• [EXERCISE] What this exercise requires is a verbatim reproduction of the data below.

(Interface dataset entries)
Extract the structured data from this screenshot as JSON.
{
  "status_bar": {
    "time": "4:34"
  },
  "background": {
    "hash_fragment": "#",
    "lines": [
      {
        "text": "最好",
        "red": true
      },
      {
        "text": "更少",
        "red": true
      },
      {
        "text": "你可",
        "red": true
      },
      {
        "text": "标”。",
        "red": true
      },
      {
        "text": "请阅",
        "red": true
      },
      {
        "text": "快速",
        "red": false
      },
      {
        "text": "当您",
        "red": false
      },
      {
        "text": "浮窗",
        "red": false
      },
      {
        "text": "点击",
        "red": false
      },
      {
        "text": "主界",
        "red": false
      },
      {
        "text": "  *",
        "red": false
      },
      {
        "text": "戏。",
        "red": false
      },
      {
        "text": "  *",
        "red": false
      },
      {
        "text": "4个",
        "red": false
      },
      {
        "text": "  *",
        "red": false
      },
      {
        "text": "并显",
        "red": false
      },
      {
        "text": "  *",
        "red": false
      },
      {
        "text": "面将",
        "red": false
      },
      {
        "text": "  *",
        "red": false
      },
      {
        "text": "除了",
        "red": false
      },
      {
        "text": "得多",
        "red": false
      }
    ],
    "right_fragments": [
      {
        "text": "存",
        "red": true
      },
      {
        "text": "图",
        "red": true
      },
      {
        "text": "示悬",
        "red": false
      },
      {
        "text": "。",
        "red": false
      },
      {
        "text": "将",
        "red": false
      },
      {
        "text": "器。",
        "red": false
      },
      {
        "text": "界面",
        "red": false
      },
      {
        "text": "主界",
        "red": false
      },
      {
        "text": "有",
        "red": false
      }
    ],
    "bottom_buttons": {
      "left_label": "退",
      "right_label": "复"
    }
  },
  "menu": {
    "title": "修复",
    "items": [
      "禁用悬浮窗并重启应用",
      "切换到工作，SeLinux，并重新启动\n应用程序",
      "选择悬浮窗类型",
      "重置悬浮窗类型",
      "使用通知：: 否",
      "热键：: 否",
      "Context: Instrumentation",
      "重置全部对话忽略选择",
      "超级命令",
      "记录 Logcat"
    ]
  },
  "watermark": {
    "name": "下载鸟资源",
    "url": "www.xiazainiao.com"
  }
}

• [ANSWER SPACE]
Extract the structured data from this screenshot as JSON.
{
  "status_bar": {
    "time": "4:34"
  },
  "background": {
    "hash_fragment": "#",
    "lines": [
      {
        "text": "最好",
        "red": true
      },
      {
        "text": "更少",
        "red": true
      },
      {
        "text": "你可",
        "red": true
      },
      {
        "text": "标”。",
        "red": true
      },
      {
        "text": "请阅",
        "red": true
      },
      {
        "text": "快速",
        "red": false
      },
      {
        "text": "当您",
        "red": false
      },
      {
        "text": "浮窗",
        "red": false
      },
      {
        "text": "点击",
        "red": false
      },
      {
        "text": "主界",
        "red": false
      },
      {
        "text": "  *",
        "red": false
      },
      {
        "text": "戏。",
        "red": false
      },
      {
        "text": "  *",
        "red": false
      },
      {
        "text": "4个",
        "red": false
      },
      {
        "text": "  *",
        "red": false
      },
      {
        "text": "并显",
        "red": false
      },
      {
        "text": "  *",
        "red": false
      },
      {
        "text": "面将",
        "red": false
      },
      {
        "text": "  *",
        "red": false
      },
      {
        "text": "除了",
        "red": false
      },
      {
        "text": "得多",
        "red": false
      }
    ],
    "right_fragments": [
      {
        "text": "存",
        "red": true
      },
      {
        "text": "图",
        "red": true
      },
      {
        "text": "示悬",
        "red": false
      },
      {
        "text": "。",
        "red": false
      },
      {
        "text": "将",
        "red": false
      },
      {
        "text": "器。",
        "red": false
      },
      {
        "text": "界面",
        "red": false
      },
      {
        "text": "主界",
        "red": false
      },
      {
        "text": "有",
        "red": false
      }
    ],
    "bottom_buttons": {
      "left_label": "退",
      "right_label": "复"
    }
  },
  "menu": {
    "title": "修复",
    "items": [
      "禁用悬浮窗并重启应用",
      "切换到工作，SeLinux，并重新启动\n应用程序",
      "选择悬浮窗类型",
      "重置悬浮窗类型",
      "使用通知：: 否",
      "热键：: 否",
      "Context: Instrumentation",
      "重置全部对话忽略选择",
      "超级命令",
      "记录 Logcat"
    ]
  },
  "watermark": {
    "name": "下载鸟资源",
    "url": "www.xiazainiao.com"
  }
}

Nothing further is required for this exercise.